Work instructions>
Show every line in the entries below where the word "operations" appears.

[Start of section]

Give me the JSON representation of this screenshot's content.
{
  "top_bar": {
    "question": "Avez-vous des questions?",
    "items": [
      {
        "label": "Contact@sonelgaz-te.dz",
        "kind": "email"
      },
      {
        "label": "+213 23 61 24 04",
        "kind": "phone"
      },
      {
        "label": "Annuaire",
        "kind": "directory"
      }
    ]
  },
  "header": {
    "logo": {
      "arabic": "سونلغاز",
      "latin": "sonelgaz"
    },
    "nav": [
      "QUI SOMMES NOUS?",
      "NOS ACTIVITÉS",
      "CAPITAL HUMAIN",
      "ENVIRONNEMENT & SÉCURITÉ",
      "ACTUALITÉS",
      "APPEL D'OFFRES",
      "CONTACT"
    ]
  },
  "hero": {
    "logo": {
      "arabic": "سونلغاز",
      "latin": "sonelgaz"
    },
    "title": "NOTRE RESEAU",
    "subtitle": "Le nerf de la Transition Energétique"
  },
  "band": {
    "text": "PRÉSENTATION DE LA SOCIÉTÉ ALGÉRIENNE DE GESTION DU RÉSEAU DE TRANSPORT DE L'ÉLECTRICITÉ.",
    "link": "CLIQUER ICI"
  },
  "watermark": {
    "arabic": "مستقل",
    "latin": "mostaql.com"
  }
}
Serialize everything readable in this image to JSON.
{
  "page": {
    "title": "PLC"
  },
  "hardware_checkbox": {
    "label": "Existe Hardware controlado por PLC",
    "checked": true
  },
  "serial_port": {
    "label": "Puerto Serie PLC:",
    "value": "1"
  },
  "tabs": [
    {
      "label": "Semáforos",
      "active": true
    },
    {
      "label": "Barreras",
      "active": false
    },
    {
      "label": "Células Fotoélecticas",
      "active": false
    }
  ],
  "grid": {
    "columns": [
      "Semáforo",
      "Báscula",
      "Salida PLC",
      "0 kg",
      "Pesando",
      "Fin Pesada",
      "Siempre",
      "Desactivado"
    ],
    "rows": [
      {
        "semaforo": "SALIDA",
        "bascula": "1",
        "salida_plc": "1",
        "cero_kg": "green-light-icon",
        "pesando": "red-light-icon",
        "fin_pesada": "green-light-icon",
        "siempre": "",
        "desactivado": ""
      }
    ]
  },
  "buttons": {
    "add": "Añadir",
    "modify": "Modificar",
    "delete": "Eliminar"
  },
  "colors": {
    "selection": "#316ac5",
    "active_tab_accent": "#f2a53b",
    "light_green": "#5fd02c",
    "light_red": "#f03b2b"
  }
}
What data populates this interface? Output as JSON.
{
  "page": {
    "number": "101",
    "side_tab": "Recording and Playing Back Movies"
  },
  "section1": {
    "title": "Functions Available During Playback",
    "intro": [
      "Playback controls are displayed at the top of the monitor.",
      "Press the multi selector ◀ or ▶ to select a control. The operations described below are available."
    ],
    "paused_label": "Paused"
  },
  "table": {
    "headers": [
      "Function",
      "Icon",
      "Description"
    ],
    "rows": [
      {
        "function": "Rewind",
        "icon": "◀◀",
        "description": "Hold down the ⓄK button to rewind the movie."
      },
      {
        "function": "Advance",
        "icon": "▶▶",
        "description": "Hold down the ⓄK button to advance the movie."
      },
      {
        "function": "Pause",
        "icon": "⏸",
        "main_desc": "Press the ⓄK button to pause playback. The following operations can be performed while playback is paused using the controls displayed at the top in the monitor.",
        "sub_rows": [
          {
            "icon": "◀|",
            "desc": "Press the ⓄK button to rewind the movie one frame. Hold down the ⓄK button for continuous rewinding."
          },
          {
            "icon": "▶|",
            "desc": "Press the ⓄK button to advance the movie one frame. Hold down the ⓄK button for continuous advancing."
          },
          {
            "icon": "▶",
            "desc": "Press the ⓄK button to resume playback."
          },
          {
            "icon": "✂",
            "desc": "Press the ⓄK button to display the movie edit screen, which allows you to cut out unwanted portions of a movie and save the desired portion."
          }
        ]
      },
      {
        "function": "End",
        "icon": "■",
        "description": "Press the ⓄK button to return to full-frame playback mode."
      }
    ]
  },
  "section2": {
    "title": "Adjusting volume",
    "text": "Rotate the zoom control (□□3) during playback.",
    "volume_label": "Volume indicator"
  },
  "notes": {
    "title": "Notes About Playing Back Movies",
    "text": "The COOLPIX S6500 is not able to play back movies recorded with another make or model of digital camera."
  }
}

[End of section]

Response>
      "Press the multi selector ◀ or ▶ to select a control. The operations described below are available."
        "main_desc": "Press the ⓄK button to pause playback. The following operations can be performed while playback is paused using the controls displayed at the top in the monitor.",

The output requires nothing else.